Task requirements:
All records below are to be set down exactly, each character intact.
BEGIN Records for this task
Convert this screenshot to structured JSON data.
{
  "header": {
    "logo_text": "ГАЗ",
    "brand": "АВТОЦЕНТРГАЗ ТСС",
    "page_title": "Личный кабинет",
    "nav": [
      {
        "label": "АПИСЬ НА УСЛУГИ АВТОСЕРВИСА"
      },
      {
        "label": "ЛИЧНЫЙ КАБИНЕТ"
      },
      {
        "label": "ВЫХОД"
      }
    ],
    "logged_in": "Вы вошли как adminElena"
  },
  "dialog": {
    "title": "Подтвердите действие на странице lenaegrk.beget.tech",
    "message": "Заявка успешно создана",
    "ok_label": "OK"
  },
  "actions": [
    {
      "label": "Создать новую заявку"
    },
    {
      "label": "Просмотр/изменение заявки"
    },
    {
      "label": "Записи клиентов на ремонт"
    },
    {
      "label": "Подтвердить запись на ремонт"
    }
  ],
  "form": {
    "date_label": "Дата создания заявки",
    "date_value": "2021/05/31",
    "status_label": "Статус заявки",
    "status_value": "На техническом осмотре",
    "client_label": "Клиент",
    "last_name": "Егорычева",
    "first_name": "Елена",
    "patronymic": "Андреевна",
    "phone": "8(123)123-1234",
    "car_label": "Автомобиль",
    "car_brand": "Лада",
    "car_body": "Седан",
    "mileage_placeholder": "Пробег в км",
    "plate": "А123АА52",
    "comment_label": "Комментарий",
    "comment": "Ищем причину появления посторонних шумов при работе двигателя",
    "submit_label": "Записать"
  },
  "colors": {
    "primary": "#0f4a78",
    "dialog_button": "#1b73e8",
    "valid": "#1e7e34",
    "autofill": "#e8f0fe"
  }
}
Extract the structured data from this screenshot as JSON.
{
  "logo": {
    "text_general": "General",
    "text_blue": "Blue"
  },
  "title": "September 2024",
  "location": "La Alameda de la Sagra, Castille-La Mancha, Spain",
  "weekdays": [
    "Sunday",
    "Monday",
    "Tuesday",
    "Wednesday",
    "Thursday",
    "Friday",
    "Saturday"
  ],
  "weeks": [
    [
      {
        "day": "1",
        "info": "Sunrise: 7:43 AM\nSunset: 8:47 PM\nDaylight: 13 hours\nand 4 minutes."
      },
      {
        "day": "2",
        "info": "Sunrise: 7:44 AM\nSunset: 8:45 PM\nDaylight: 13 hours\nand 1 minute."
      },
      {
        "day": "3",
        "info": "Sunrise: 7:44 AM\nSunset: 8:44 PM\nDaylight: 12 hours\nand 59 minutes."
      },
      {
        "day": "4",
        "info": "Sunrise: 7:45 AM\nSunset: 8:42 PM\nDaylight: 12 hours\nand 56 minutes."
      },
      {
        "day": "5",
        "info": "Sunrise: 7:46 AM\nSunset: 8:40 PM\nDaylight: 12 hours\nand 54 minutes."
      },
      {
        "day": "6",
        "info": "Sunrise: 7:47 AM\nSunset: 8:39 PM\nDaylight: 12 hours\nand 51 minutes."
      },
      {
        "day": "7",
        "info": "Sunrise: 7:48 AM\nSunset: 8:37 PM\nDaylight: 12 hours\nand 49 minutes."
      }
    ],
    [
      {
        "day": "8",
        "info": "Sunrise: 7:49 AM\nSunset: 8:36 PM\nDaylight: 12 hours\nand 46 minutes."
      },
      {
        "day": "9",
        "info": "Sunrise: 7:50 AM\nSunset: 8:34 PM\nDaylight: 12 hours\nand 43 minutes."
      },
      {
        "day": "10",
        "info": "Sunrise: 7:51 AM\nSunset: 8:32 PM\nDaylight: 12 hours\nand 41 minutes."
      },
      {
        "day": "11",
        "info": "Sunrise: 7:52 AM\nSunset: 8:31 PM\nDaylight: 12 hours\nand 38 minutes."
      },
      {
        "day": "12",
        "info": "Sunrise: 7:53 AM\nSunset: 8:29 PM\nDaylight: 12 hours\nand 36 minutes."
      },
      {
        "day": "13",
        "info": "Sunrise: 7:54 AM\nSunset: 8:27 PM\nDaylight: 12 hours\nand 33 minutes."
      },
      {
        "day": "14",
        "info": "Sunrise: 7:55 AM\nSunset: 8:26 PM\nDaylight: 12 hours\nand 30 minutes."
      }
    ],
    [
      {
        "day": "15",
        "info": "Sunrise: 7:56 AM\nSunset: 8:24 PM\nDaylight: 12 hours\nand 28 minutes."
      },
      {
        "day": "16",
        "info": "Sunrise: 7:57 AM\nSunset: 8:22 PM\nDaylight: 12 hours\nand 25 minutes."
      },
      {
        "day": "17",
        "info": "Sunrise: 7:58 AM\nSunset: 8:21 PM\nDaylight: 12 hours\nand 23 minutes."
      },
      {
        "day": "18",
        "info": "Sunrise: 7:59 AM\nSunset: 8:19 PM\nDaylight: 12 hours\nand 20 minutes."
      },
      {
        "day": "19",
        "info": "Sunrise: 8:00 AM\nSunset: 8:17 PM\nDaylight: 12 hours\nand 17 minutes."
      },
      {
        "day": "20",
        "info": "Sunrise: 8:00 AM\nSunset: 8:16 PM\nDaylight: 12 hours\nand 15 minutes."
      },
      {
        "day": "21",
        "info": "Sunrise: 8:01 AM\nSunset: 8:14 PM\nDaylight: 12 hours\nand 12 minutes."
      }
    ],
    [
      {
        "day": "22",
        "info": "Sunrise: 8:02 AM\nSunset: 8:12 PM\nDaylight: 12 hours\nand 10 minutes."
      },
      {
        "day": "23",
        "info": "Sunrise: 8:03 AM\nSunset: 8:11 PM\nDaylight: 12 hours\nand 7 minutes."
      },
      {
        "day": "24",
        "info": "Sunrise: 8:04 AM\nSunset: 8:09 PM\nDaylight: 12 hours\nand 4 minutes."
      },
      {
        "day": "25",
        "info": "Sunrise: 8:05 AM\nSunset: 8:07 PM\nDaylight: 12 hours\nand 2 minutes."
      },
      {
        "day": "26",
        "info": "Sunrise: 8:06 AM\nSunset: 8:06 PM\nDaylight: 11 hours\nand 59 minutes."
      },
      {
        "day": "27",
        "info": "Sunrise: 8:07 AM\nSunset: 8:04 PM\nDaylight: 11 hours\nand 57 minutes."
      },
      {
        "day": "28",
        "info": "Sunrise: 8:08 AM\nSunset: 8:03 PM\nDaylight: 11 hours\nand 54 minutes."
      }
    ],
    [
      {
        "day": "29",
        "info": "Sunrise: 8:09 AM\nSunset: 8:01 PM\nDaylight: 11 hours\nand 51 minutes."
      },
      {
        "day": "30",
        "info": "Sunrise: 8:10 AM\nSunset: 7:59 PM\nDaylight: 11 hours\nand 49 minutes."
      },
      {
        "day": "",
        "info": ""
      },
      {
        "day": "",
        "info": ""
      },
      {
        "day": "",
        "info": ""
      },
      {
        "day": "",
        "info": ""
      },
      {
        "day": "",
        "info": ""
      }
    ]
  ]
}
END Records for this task
Task response:
Convert this screenshot to structured JSON data.
{
  "header": {
    "logo_text": "ГАЗ",
    "brand": "АВТОЦЕНТРГАЗ ТСС",
    "page_title": "Личный кабинет",
    "nav": [
      {
        "label": "АПИСЬ НА УСЛУГИ АВТОСЕРВИСА"
      },
      {
        "label": "ЛИЧНЫЙ КАБИНЕТ"
      },
      {
        "label": "ВЫХОД"
      }
    ],
    "logged_in": "Вы вошли как adminElena"
  },
  "dialog": {
    "title": "Подтвердите действие на странице lenaegrk.beget.tech",
    "message": "Заявка успешно создана",
    "ok_label": "OK"
  },
  "actions": [
    {
      "label": "Создать новую заявку"
    },
    {
      "label": "Просмотр/изменение заявки"
    },
    {
      "label": "Записи клиентов на ремонт"
    },
    {
      "label": "Подтвердить запись на ремонт"
    }
  ],
  "form": {
    "date_label": "Дата создания заявки",
    "date_value": "2021/05/31",
    "status_label": "Статус заявки",
    "status_value": "На техническом осмотре",
    "client_label": "Клиент",
    "last_name": "Егорычева",
    "first_name": "Елена",
    "patronymic": "Андреевна",
    "phone": "8(123)123-1234",
    "car_label": "Автомобиль",
    "car_brand": "Лада",
    "car_body": "Седан",
    "mileage_placeholder": "Пробег в км",
    "plate": "А123АА52",
    "comment_label": "Комментарий",
    "comment": "Ищем причину появления посторонних шумов при работе двигателя",
    "submit_label": "Записать"
  },
  "colors": {
    "primary": "#0f4a78",
    "dialog_button": "#1b73e8",
    "valid": "#1e7e34",
    "autofill": "#e8f0fe"
  }
}
Extract the structured data from this screenshot as JSON.
{
  "logo": {
    "text_general": "General",
    "text_blue": "Blue"
  },
  "title": "September 2024",
  "location": "La Alameda de la Sagra, Castille-La Mancha, Spain",
  "weekdays": [
    "Sunday",
    "Monday",
    "Tuesday",
    "Wednesday",
    "Thursday",
    "Friday",
    "Saturday"
  ],
  "weeks": [
    [
      {
        "day": "1",
        "info": "Sunrise: 7:43 AM\nSunset: 8:47 PM\nDaylight: 13 hours\nand 4 minutes."
      },
      {
        "day": "2",
        "info": "Sunrise: 7:44 AM\nSunset: 8:45 PM\nDaylight: 13 hours\nand 1 minute."
      },
      {
        "day": "3",
        "info": "Sunrise: 7:44 AM\nSunset: 8:44 PM\nDaylight: 12 hours\nand 59 minutes."
      },
      {
        "day": "4",
        "info": "Sunrise: 7:45 AM\nSunset: 8:42 PM\nDaylight: 12 hours\nand 56 minutes."
      },
      {
        "day": "5",
        "info": "Sunrise: 7:46 AM\nSunset: 8:40 PM\nDaylight: 12 hours\nand 54 minutes."
      },
      {
        "day": "6",
        "info": "Sunrise: 7:47 AM\nSunset: 8:39 PM\nDaylight: 12 hours\nand 51 minutes."
      },
      {
        "day": "7",
        "info": "Sunrise: 7:48 AM\nSunset: 8:37 PM\nDaylight: 12 hours\nand 49 minutes."
      }
    ],
    [
      {
        "day": "8",
        "info": "Sunrise: 7:49 AM\nSunset: 8:36 PM\nDaylight: 12 hours\nand 46 minutes."
      },
      {
        "day": "9",
        "info": "Sunrise: 7:50 AM\nSunset: 8:34 PM\nDaylight: 12 hours\nand 43 minutes."
      },
      {
        "day": "10",
        "info": "Sunrise: 7:51 AM\nSunset: 8:32 PM\nDaylight: 12 hours\nand 41 minutes."
      },
      {
        "day": "11",
        "info": "Sunrise: 7:52 AM\nSunset: 8:31 PM\nDaylight: 12 hours\nand 38 minutes."
      },
      {
        "day": "12",
        "info": "Sunrise: 7:53 AM\nSunset: 8:29 PM\nDaylight: 12 hours\nand 36 minutes."
      },
      {
        "day": "13",
        "info": "Sunrise: 7:54 AM\nSunset: 8:27 PM\nDaylight: 12 hours\nand 33 minutes."
      },
      {
        "day": "14",
        "info": "Sunrise: 7:55 AM\nSunset: 8:26 PM\nDaylight: 12 hours\nand 30 minutes."
      }
    ],
    [
      {
        "day": "15",
        "info": "Sunrise: 7:56 AM\nSunset: 8:24 PM\nDaylight: 12 hours\nand 28 minutes."
      },
      {
        "day": "16",
        "info": "Sunrise: 7:57 AM\nSunset: 8:22 PM\nDaylight: 12 hours\nand 25 minutes."
      },
      {
        "day": "17",
        "info": "Sunrise: 7:58 AM\nSunset: 8:21 PM\nDaylight: 12 hours\nand 23 minutes."
      },
      {
        "day": "18",
        "info": "Sunrise: 7:59 AM\nSunset: 8:19 PM\nDaylight: 12 hours\nand 20 minutes."
      },
      {
        "day": "19",
        "info": "Sunrise: 8:00 AM\nSunset: 8:17 PM\nDaylight: 12 hours\nand 17 minutes."
      },
      {
        "day": "20",
        "info": "Sunrise: 8:00 AM\nSunset: 8:16 PM\nDaylight: 12 hours\nand 15 minutes."
      },
      {
        "day": "21",
        "info": "Sunrise: 8:01 AM\nSunset: 8:14 PM\nDaylight: 12 hours\nand 12 minutes."
      }
    ],
    [
      {
        "day": "22",
        "info": "Sunrise: 8:02 AM\nSunset: 8:12 PM\nDaylight: 12 hours\nand 10 minutes."
      },
      {
        "day": "23",
        "info": "Sunrise: 8:03 AM\nSunset: 8:11 PM\nDaylight: 12 hours\nand 7 minutes."
      },
      {
        "day": "24",
        "info": "Sunrise: 8:04 AM\nSunset: 8:09 PM\nDaylight: 12 hours\nand 4 minutes."
      },
      {
        "day": "25",
        "info": "Sunrise: 8:05 AM\nSunset: 8:07 PM\nDaylight: 12 hours\nand 2 minutes."
      },
      {
        "day": "26",
        "info": "Sunrise: 8:06 AM\nSunset: 8:06 PM\nDaylight: 11 hours\nand 59 minutes."
      },
      {
        "day": "27",
        "info": "Sunrise: 8:07 AM\nSunset: 8:04 PM\nDaylight: 11 hours\nand 57 minutes."
      },
      {
        "day": "28",
        "info": "Sunrise: 8:08 AM\nSunset: 8:03 PM\nDaylight: 11 hours\nand 54 minutes."
      }
    ],
    [
      {
        "day": "29",
        "info": "Sunrise: 8:09 AM\nSunset: 8:01 PM\nDaylight: 11 hours\nand 51 minutes."
      },
      {
        "day": "30",
        "info": "Sunrise: 8:10 AM\nSunset: 7:59 PM\nDaylight: 11 hours\nand 49 minutes."
      },
      {
        "day": "",
        "info": ""
      },
      {
        "day": "",
        "info": ""
      },
      {
        "day": "",
        "info": ""
      },
      {
        "day": "",
        "info": ""
      },
      {
        "day": "",
        "info": ""
      }
    ]
  ]
}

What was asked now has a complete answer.